Some pterosaurs lost their teeth. Some reduced their tail. In ornithocheirid pterosaurs the feet became incredibly small (Peters 2011, Fig. 1).
Among living birds, the apodiformes (swifts and hummingbirds) have the smallest feet. These birds rarely walk.
The Reduction of the Pes in Ornithocheirids
Ornithocheirids are characterized by their toothy beaks and giant wings. The most primitive forms, like Yixianopterus and the JZMP embryo, had relatively typical proportions overall. That changes with Boreopterus in which the feet were greatly reduced. Derived taxa, like Anhanguera (Fig. 2), further reduced the metatarsus, producing feet with atypical proportions. Note the relative size of pedal digit V (Figs. 2-4), which did not phylogenetically shrink in proportion to the rest of the pes. Instead digit 5 regains more primitive proportions not seen since Scaphognathus.
The pterosaur foot with the most atypical proportions belongs to Anhanguera (Fig. 2), the most derived of the ornithocheirids. The metatarsus was reduced to shorter than the proximal phalanges. Metatarsal 4 was shorter than the unguals! This arrangement gave the foot the maximum toe/metatarsal ratio, which was important because the webbed toes were used to automatically extend the horizontal hind limbs while airborne.
Prior to 2010 (see below), ornithocheirid feet were not described. Wellnhofer (1985) and Kellner and Tomida (2000) overlooked the tiny feet of Anhanguera, restoring it with a standardized and standard-sized foot. Wang et al. (2005) described Nurhachius but overlooked the pes except to identify it on the in situ fossil. In the late 1990s Anhanguera was the first ornithocheirid in which I noticed the feet were so small (not published until Peters 2011). Subsequent discoveries confirmed this trait.
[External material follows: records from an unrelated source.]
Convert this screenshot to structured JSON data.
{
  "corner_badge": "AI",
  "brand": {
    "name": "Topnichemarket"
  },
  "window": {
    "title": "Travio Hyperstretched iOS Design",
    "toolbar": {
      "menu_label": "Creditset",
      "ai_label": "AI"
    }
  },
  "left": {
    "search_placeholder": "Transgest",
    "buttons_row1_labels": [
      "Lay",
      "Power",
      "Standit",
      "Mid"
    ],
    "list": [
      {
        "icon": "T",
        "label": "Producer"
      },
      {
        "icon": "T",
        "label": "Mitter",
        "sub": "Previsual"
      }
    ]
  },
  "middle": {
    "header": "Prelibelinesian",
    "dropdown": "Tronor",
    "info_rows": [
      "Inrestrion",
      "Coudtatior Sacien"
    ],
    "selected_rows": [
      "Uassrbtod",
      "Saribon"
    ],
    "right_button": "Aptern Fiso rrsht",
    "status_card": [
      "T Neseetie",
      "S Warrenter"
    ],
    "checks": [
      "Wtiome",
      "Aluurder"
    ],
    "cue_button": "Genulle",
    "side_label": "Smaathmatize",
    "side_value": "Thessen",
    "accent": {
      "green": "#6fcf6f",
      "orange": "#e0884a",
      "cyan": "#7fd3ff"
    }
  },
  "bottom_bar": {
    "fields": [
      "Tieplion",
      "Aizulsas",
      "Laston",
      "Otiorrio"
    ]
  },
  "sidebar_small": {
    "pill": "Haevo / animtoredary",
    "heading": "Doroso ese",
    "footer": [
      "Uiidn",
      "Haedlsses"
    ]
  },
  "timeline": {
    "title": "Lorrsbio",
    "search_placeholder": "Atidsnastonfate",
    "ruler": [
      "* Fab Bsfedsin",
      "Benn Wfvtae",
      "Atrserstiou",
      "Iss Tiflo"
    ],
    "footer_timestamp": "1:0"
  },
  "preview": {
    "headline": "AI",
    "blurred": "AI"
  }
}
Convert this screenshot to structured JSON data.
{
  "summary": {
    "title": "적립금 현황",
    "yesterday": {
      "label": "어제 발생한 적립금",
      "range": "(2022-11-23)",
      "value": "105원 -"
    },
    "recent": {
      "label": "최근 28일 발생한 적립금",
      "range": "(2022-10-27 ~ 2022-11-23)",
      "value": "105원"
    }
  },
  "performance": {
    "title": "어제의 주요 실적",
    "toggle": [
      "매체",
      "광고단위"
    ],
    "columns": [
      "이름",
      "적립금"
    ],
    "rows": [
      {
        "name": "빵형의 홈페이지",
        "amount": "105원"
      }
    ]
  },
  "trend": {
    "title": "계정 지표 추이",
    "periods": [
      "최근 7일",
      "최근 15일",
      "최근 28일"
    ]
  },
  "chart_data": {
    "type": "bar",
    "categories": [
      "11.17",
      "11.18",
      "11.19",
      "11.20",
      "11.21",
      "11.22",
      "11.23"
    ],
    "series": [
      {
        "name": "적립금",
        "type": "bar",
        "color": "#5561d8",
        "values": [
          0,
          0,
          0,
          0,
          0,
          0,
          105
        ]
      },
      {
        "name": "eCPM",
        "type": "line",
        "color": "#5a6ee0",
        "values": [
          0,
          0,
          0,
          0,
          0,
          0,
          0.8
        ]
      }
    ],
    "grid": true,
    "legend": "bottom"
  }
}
Lu (2010) described the best preserved ornithocheirid, Zhenyuanopterus, for the first time noting its tiny feet (Figs. 2 and 3) which were perfectly preserved and fully articulated. This is one of the few ornithocheirids with a shorter metatarsal 1 than mt2.
Plantigrade Tiny Feet Rarely Used
The fragile and tiny size of the feet of ornithocheirids suggests they were rarely used. These prehistoric albatross analogs might have spent days to weeks airborne, perhaps nesting in areas free from predators.
It seems unlikely that pterosaur feet could have evolved to become even smaller. Terrestrial locomotion was probably slow and methodical, reducing the stress of each fragile footfall. Despite reduced feet, the toes remained beneath the shoulder glenoid, the center of balance in all flying reptiles. So it was possible for the wings to be extended for flying, sunning or display while standing erect and very finely balanced on such tiny toes.
Hatchlings with Large Feet?
The JZMP embryo had relatively large (for an ornithocheirid) feet. At present this appears to be a phylogenetic character due to its nesting prior to Boreopterus. Nevertheless it seems reasonable that hatchling ornithocheirids might have had larger feet that did not grow in step with the rest of the body. Counter this notion, the hatchling Pterodaustro had relatively smaller feet than the adult.
Perhaps it is no coincidence that the prepubis is rarely found in ornithocheirids. Where it is found (Arthurdactylus, SMNK PAL 1136), the prepubis is relatively small. The prepubis effectively lengthens the pubis providing anchors for femoral adductors. These would be less useful in a pterosaur that rarely walked, hence the reduction )and perhaps loss) of the prepubis in certain ornithocheirids.
As always, I encourage readers to see specimens, make observations and come to your own conclusions. Test. Test. And test again.
Evidence and support in the form of nexus, pdf and jpeg files will be sent to all who request additional data.
Kellner AWA and Tomida Y 2000. Description of a New Species of Anhangueridae (Pterodactyloidea) with Comments on the Pterosaur Fauna from the Santana formation (Aptian-Albian), Northeastern Brazil. National Science Museum, Tokyo, Monographs, 17: 1-135.
Lü J 2010. A new boreopterid pterodactyloid pterosaur from the Early Cretaceous Yixian Formation of Liaoning Province, northeastern China. Acta Geologica Sinica 24: 241–246.
Peters D. 2011. A Catalog of Pterosaur Pedes for Trackmaker Identification. Ichnos 18(2):114-141. http://dx.doi.org/10.1080/10420940.2011.573605
Wang X, Kellner AWA, Zhou Z and Campos DA 2005. Pterosaur diversity and faunal turnover in Cretaceous terrestrial ecosystems in China. Nature 437 (7060): 875–879. doi:10.1038/nature03982. PMID 16208369.
Wellnhofer P 1985. Neue Pterosaurier aus der Santana-Formation (Apt) der Chapada do Araripe, Brasilien. Paläontographica A 187: 105–182.